Exercise goal -
For each line below that holds "dernière", return the line as it stands.

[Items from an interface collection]
──────
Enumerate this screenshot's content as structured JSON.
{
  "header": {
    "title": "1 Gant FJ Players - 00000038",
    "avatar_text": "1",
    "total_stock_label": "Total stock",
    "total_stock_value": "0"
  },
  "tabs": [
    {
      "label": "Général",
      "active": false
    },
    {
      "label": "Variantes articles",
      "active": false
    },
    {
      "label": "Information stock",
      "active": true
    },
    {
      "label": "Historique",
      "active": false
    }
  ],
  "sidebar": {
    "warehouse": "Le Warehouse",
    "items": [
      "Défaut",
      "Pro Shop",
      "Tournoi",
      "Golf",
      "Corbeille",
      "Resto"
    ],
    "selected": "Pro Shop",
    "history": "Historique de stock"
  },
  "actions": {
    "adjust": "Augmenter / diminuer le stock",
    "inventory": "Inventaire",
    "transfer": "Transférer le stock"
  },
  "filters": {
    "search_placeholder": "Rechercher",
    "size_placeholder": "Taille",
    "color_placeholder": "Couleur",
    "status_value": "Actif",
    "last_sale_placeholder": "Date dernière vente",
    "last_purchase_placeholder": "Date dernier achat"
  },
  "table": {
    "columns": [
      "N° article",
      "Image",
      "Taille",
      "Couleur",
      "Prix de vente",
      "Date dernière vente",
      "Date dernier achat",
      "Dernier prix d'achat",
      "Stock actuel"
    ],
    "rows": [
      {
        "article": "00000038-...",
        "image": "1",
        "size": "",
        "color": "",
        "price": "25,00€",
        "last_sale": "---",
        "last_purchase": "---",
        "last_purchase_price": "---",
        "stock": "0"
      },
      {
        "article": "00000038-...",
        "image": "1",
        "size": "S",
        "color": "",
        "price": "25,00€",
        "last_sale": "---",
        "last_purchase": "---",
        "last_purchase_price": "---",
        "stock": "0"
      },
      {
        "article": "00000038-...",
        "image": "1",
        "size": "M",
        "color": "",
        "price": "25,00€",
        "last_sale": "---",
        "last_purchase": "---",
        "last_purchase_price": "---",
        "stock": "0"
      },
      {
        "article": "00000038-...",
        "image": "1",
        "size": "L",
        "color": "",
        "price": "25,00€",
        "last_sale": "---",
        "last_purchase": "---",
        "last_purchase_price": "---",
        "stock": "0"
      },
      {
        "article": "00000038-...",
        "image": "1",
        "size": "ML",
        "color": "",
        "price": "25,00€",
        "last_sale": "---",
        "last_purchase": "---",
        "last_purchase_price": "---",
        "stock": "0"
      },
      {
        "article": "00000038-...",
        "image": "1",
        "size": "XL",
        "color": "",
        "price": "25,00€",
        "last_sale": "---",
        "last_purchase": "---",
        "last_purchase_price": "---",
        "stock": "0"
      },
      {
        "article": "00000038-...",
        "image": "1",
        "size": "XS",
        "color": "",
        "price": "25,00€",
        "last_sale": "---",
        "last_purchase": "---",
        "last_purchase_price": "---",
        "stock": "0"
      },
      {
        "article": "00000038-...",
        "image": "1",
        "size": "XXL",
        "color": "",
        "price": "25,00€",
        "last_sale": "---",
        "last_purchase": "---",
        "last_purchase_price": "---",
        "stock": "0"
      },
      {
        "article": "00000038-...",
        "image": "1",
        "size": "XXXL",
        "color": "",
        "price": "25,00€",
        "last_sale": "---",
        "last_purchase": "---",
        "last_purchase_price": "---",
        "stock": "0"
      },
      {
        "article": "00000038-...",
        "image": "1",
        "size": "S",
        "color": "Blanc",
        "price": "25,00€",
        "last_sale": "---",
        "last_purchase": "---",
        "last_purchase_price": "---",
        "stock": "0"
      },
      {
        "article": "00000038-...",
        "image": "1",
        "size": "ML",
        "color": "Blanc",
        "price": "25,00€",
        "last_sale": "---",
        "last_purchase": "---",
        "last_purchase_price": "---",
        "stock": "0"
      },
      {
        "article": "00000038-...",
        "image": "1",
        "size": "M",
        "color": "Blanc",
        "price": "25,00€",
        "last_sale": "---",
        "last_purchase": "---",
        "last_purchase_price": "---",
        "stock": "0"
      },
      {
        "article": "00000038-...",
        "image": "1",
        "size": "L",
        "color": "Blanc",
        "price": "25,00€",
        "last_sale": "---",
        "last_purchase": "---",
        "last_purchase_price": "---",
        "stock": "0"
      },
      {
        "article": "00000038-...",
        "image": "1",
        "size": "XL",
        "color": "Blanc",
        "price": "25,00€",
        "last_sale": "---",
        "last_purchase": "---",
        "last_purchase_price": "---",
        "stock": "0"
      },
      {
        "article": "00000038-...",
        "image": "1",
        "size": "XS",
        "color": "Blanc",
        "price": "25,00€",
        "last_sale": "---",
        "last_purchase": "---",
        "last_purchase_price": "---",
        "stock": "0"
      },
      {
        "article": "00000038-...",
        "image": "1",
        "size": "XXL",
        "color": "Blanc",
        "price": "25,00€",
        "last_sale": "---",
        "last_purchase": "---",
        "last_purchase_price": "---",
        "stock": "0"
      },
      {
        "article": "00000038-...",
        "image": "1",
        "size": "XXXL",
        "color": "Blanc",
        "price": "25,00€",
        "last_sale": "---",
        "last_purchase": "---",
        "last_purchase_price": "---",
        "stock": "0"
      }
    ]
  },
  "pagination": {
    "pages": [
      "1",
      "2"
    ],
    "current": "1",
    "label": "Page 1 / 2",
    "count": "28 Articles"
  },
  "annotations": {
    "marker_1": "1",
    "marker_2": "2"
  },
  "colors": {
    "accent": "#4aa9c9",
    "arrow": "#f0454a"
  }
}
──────
Task answer -
    "last_sale_placeholder": "Date dernière vente",
      "Date dernière vente",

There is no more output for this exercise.